**Task goal:** Because the pictures are not wanted, give back only the exact text of every entry below.

[Data records for software interfaces]
----
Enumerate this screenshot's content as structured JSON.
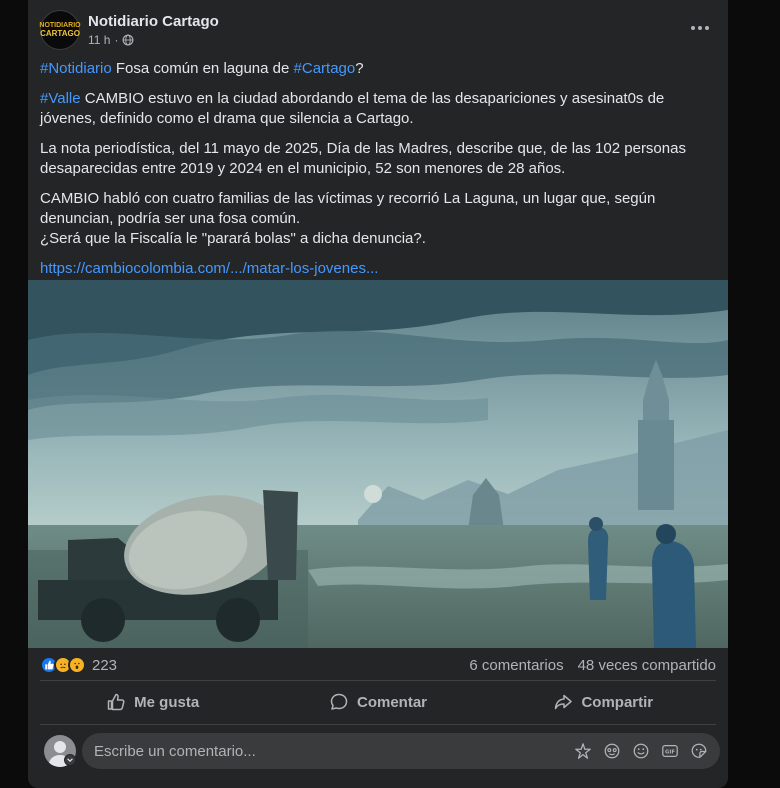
{
  "post": {
    "page_name": "Notidiario Cartago",
    "avatar_line1": "NOTIDIARIO",
    "avatar_line2": "CARTAGO",
    "time": "11 h",
    "separator": "·",
    "p1": {
      "tag1": "#Notidiario",
      "text1": " Fosa común en laguna de ",
      "tag2": "#Cartago",
      "text2": "?"
    },
    "p2": {
      "tag": "#Valle",
      "text": " CAMBIO estuvo en la ciudad abordando el tema de las desapariciones y asesinat0s de jóvenes, definido como el drama que silencia a Cartago."
    },
    "p3": "La nota periodística, del 11 mayo de 2025, Día de las Madres, describe que, de las 102 personas desaparecidas entre 2019 y 2024 en el municipio, 52 son menores de 28 años.",
    "p4_line1": "CAMBIO habló con cuatro familias de las víctimas y recorrió La Laguna, un lugar que, según denuncian, podría ser una fosa común.",
    "p4_line2": "¿Será que la Fiscalía le \"parará bolas\" a dicha denuncia?.",
    "link": "https://cambiocolombia.com/.../matar-los-jovenes..."
  },
  "stats": {
    "reactions_count": "223",
    "comments": "6 comentarios",
    "shares": "48 veces compartido"
  },
  "actions": {
    "like": "Me gusta",
    "comment": "Comentar",
    "share": "Compartir"
  },
  "composer": {
    "placeholder": "Escribe un comentario..."
  },
  "colors": {
    "card": "#242526",
    "link": "#4599ff",
    "like_blue": "#1877f2"
  }
}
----
**Finished exercise:**
Enumerate this screenshot's content as structured JSON.
{
  "post": {
    "page_name": "Notidiario Cartago",
    "avatar_line1": "NOTIDIARIO",
    "avatar_line2": "CARTAGO",
    "time": "11 h",
    "separator": "·",
    "p1": {
      "tag1": "#Notidiario",
      "text1": " Fosa común en laguna de ",
      "tag2": "#Cartago",
      "text2": "?"
    },
    "p2": {
      "tag": "#Valle",
      "text": " CAMBIO estuvo en la ciudad abordando el tema de las desapariciones y asesinat0s de jóvenes, definido como el drama que silencia a Cartago."
    },
    "p3": "La nota periodística, del 11 mayo de 2025, Día de las Madres, describe que, de las 102 personas desaparecidas entre 2019 y 2024 en el municipio, 52 son menores de 28 años.",
    "p4_line1": "CAMBIO habló con cuatro familias de las víctimas y recorrió La Laguna, un lugar que, según denuncian, podría ser una fosa común.",
    "p4_line2": "¿Será que la Fiscalía le \"parará bolas\" a dicha denuncia?.",
    "link": "https://cambiocolombia.com/.../matar-los-jovenes..."
  },
  "stats": {
    "reactions_count": "223",
    "comments": "6 comentarios",
    "shares": "48 veces compartido"
  },
  "actions": {
    "like": "Me gusta",
    "comment": "Comentar",
    "share": "Compartir"
  },
  "composer": {
    "placeholder": "Escribe un comentario..."
  },
  "colors": {
    "card": "#242526",
    "link": "#4599ff",
    "like_blue": "#1877f2"
  }
}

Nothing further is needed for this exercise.